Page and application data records
▼

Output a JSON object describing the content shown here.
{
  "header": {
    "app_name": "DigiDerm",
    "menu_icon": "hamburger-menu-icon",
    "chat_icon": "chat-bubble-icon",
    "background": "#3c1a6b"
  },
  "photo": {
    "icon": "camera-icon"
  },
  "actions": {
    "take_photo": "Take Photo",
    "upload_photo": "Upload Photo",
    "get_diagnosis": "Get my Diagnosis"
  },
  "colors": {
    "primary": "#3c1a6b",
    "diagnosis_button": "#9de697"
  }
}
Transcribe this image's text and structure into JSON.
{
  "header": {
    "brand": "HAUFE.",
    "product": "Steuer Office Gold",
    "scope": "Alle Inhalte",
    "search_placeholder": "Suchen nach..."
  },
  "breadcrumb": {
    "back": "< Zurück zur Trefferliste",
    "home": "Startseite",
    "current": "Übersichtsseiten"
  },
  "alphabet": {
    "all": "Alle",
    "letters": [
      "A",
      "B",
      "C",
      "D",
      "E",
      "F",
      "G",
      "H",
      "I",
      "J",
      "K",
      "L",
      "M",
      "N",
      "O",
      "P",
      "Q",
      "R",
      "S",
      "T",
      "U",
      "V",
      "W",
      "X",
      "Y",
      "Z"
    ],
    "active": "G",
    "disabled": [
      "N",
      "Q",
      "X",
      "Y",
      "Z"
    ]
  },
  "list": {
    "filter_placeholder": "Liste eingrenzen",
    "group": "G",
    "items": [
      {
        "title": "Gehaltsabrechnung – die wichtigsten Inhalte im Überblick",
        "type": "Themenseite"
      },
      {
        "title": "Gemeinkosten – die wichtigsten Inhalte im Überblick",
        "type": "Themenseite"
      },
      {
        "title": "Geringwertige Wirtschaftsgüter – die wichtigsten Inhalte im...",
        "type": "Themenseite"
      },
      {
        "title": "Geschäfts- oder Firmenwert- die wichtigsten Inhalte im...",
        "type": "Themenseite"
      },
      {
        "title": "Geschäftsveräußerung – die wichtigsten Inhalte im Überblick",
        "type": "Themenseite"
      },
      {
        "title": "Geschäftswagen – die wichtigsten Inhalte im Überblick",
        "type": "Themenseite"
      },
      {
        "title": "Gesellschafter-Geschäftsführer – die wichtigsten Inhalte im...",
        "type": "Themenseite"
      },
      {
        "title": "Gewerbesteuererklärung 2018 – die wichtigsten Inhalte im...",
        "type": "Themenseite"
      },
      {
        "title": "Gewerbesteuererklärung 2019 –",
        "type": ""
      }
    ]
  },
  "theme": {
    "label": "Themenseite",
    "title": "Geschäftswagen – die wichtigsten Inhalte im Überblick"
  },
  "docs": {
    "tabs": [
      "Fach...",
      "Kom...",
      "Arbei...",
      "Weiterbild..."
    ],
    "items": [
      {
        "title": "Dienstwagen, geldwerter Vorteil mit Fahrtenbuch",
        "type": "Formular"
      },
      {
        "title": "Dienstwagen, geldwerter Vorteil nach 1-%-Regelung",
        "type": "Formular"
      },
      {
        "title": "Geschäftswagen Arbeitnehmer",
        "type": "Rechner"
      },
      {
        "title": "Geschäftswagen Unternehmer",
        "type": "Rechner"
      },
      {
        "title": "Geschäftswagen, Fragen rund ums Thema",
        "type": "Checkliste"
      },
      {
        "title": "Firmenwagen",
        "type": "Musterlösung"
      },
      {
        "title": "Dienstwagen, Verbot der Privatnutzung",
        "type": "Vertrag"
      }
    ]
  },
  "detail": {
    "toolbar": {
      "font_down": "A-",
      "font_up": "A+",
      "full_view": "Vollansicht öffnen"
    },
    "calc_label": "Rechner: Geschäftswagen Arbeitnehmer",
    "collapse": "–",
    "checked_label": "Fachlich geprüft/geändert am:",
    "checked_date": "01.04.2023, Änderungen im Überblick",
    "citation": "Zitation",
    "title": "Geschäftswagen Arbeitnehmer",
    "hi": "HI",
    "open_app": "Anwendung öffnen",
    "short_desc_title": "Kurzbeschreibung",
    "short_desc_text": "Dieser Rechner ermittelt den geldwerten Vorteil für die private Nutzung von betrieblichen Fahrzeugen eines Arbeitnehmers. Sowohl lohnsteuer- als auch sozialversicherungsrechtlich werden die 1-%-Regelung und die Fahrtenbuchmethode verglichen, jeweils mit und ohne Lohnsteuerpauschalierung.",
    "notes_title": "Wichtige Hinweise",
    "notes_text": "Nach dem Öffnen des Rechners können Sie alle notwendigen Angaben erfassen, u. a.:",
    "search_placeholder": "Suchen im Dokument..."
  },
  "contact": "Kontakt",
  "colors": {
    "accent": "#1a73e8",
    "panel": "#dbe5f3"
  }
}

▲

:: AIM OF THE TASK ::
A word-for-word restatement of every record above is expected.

:: SOLVED PROBLEM ::
Output a JSON object describing the content shown here.
{
  "header": {
    "app_name": "DigiDerm",
    "menu_icon": "hamburger-menu-icon",
    "chat_icon": "chat-bubble-icon",
    "background": "#3c1a6b"
  },
  "photo": {
    "icon": "camera-icon"
  },
  "actions": {
    "take_photo": "Take Photo",
    "upload_photo": "Upload Photo",
    "get_diagnosis": "Get my Diagnosis"
  },
  "colors": {
    "primary": "#3c1a6b",
    "diagnosis_button": "#9de697"
  }
}
Transcribe this image's text and structure into JSON.
{
  "header": {
    "brand": "HAUFE.",
    "product": "Steuer Office Gold",
    "scope": "Alle Inhalte",
    "search_placeholder": "Suchen nach..."
  },
  "breadcrumb": {
    "back": "< Zurück zur Trefferliste",
    "home": "Startseite",
    "current": "Übersichtsseiten"
  },
  "alphabet": {
    "all": "Alle",
    "letters": [
      "A",
      "B",
      "C",
      "D",
      "E",
      "F",
      "G",
      "H",
      "I",
      "J",
      "K",
      "L",
      "M",
      "N",
      "O",
      "P",
      "Q",
      "R",
      "S",
      "T",
      "U",
      "V",
      "W",
      "X",
      "Y",
      "Z"
    ],
    "active": "G",
    "disabled": [
      "N",
      "Q",
      "X",
      "Y",
      "Z"
    ]
  },
  "list": {
    "filter_placeholder": "Liste eingrenzen",
    "group": "G",
    "items": [
      {
        "title": "Gehaltsabrechnung – die wichtigsten Inhalte im Überblick",
        "type": "Themenseite"
      },
      {
        "title": "Gemeinkosten – die wichtigsten Inhalte im Überblick",
        "type": "Themenseite"
      },
      {
        "title": "Geringwertige Wirtschaftsgüter – die wichtigsten Inhalte im...",
        "type": "Themenseite"
      },
      {
        "title": "Geschäfts- oder Firmenwert- die wichtigsten Inhalte im...",
        "type": "Themenseite"
      },
      {
        "title": "Geschäftsveräußerung – die wichtigsten Inhalte im Überblick",
        "type": "Themenseite"
      },
      {
        "title": "Geschäftswagen – die wichtigsten Inhalte im Überblick",
        "type": "Themenseite"
      },
      {
        "title": "Gesellschafter-Geschäftsführer – die wichtigsten Inhalte im...",
        "type": "Themenseite"
      },
      {
        "title": "Gewerbesteuererklärung 2018 – die wichtigsten Inhalte im...",
        "type": "Themenseite"
      },
      {
        "title": "Gewerbesteuererklärung 2019 –",
        "type": ""
      }
    ]
  },
  "theme": {
    "label": "Themenseite",
    "title": "Geschäftswagen – die wichtigsten Inhalte im Überblick"
  },
  "docs": {
    "tabs": [
      "Fach...",
      "Kom...",
      "Arbei...",
      "Weiterbild..."
    ],
    "items": [
      {
        "title": "Dienstwagen, geldwerter Vorteil mit Fahrtenbuch",
        "type": "Formular"
      },
      {
        "title": "Dienstwagen, geldwerter Vorteil nach 1-%-Regelung",
        "type": "Formular"
      },
      {
        "title": "Geschäftswagen Arbeitnehmer",
        "type": "Rechner"
      },
      {
        "title": "Geschäftswagen Unternehmer",
        "type": "Rechner"
      },
      {
        "title": "Geschäftswagen, Fragen rund ums Thema",
        "type": "Checkliste"
      },
      {
        "title": "Firmenwagen",
        "type": "Musterlösung"
      },
      {
        "title": "Dienstwagen, Verbot der Privatnutzung",
        "type": "Vertrag"
      }
    ]
  },
  "detail": {
    "toolbar": {
      "font_down": "A-",
      "font_up": "A+",
      "full_view": "Vollansicht öffnen"
    },
    "calc_label": "Rechner: Geschäftswagen Arbeitnehmer",
    "collapse": "–",
    "checked_label": "Fachlich geprüft/geändert am:",
    "checked_date": "01.04.2023, Änderungen im Überblick",
    "citation": "Zitation",
    "title": "Geschäftswagen Arbeitnehmer",
    "hi": "HI",
    "open_app": "Anwendung öffnen",
    "short_desc_title": "Kurzbeschreibung",
    "short_desc_text": "Dieser Rechner ermittelt den geldwerten Vorteil für die private Nutzung von betrieblichen Fahrzeugen eines Arbeitnehmers. Sowohl lohnsteuer- als auch sozialversicherungsrechtlich werden die 1-%-Regelung und die Fahrtenbuchmethode verglichen, jeweils mit und ohne Lohnsteuerpauschalierung.",
    "notes_title": "Wichtige Hinweise",
    "notes_text": "Nach dem Öffnen des Rechners können Sie alle notwendigen Angaben erfassen, u. a.:",
    "search_placeholder": "Suchen im Dokument..."
  },
  "contact": "Kontakt",
  "colors": {
    "accent": "#1a73e8",
    "panel": "#dbe5f3"
  }
}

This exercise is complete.